“Damn These Shackles of Gravity!” is the title of the latest release from Portland’s DATURA BLUES – if we are counting correctly, their eleventy-hundredth release overall – and we are inclined to praise the strange, calming chaos of captivating inner-space rock contained within its two songs, alongside the sentiment expressed by the title.
If we define the “shackles of gravity” as all of the things that hold us back, that prevent us from reaching further, prevent us from extended exploration, the constraints – physical and mental – we both submit to and fall prey to, the triumph of the regressive, the dogma that weighs us down like so much ninety-eight-pound weaklings wearing million-pound Vans while attempting to traverse the face of Jupiter … then, yes, damn these shackles of gravity, indeed.
But then … gravity can be something more – something positive. Something that gives us the opportunity to stand upright. Something that keeps us close to the center of where we belong.

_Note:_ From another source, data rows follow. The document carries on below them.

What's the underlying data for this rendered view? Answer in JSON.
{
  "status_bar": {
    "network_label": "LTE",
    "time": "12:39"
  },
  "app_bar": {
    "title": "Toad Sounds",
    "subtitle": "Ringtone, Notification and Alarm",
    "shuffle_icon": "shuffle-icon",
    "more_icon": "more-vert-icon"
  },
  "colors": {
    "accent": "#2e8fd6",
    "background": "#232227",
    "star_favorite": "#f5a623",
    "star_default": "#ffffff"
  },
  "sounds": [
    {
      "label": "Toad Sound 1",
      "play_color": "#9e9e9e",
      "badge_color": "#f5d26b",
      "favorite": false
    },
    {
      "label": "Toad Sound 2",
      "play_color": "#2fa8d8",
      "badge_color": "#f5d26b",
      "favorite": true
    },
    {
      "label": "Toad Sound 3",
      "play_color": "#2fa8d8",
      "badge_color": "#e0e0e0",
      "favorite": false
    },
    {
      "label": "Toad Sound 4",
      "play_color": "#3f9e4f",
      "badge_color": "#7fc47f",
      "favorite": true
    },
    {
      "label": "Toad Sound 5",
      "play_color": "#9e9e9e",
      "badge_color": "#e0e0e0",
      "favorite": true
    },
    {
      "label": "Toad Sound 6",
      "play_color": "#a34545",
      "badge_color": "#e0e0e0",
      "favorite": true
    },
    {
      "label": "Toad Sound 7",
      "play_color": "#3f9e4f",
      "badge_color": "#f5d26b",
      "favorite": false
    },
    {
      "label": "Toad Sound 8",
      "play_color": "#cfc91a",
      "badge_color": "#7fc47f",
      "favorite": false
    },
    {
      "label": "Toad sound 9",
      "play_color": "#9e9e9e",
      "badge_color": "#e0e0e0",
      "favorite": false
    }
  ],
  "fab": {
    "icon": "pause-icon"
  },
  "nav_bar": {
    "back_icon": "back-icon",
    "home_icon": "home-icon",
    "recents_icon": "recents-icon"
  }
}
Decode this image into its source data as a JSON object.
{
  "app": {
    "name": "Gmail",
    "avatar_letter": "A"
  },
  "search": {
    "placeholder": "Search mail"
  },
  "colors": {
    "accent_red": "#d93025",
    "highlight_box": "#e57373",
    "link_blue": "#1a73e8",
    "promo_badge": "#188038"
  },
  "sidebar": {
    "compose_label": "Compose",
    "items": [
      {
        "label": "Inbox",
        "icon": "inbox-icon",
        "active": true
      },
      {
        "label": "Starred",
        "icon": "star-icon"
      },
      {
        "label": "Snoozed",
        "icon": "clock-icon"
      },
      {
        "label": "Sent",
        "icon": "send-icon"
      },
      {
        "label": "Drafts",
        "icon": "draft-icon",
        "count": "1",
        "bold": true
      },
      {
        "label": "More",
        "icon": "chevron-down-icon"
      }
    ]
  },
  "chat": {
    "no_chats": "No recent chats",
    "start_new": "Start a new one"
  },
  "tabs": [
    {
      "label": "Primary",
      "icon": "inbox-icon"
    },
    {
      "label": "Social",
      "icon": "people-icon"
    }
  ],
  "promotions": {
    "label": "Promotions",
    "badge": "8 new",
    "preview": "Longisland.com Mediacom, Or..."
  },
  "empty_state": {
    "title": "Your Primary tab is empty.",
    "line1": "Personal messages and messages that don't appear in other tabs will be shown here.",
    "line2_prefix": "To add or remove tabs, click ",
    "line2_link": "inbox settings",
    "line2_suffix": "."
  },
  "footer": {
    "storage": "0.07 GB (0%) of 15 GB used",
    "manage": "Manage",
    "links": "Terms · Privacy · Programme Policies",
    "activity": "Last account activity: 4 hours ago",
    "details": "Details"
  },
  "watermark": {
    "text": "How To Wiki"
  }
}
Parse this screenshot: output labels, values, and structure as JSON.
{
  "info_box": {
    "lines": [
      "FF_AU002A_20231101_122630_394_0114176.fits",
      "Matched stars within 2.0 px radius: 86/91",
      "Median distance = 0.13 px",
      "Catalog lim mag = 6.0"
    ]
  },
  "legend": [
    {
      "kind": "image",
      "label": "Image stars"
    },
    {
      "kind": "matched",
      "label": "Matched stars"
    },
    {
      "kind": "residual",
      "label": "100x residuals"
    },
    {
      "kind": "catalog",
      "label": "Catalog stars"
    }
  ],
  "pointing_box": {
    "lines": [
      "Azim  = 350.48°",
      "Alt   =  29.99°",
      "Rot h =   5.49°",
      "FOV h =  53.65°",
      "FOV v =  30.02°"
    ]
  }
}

In the words of writer, aviator and legendary psych-rock fan “Awesome” Antoine de Saint-Exupery “You could not liberate a stone if there were no law of gravity – for where will the stone go, once it is quarried?”
Listen: Something has kept us from orbiting too closely around Datura Blues – whose legacy of music and revolving membership and lack of gravity extends back to 1999 – until very recently. Now we are happily shackled to their shape-shifting soundscapes, and not to undermine the gravity of the situation, we have a lot of catching up to do. “Damn These Shackles of Gravity!” – soon to be released as a limited edition 7″ on marbled color vinyl – is a good place to start.
In the first thirty or so seconds, Datura Blues take us from calm waters to antsy synth stabs, after which their ambition is applauded by an imaginary audience, marking the core of their sound: the organic crest and crash of miniature waves of song, within an endless ocean of sonic possibility. It sounds something like the secular hymns of an alien race determined to outrun the gravity and ordinary expectations of their home planet in order to set up shop near Portland, Oregon, Earth, collect Guru Guru bootlegs and smuggle out schematics from the U.S. Air Force’s Special Projects Office, all in the service of providing you and I and The Apes with epic songs to listen to with the volume loud, the eyes closed. There’s also the occasional saxophone and wordless vocals. Shackling up and damning the past comes highly recommended.
“A rock pile ceases to be a rock pile the moment a single man contemplates it, bearing within him the image of a cathedral.” – Antoine de Saint Exupéry, “Flight to Arras“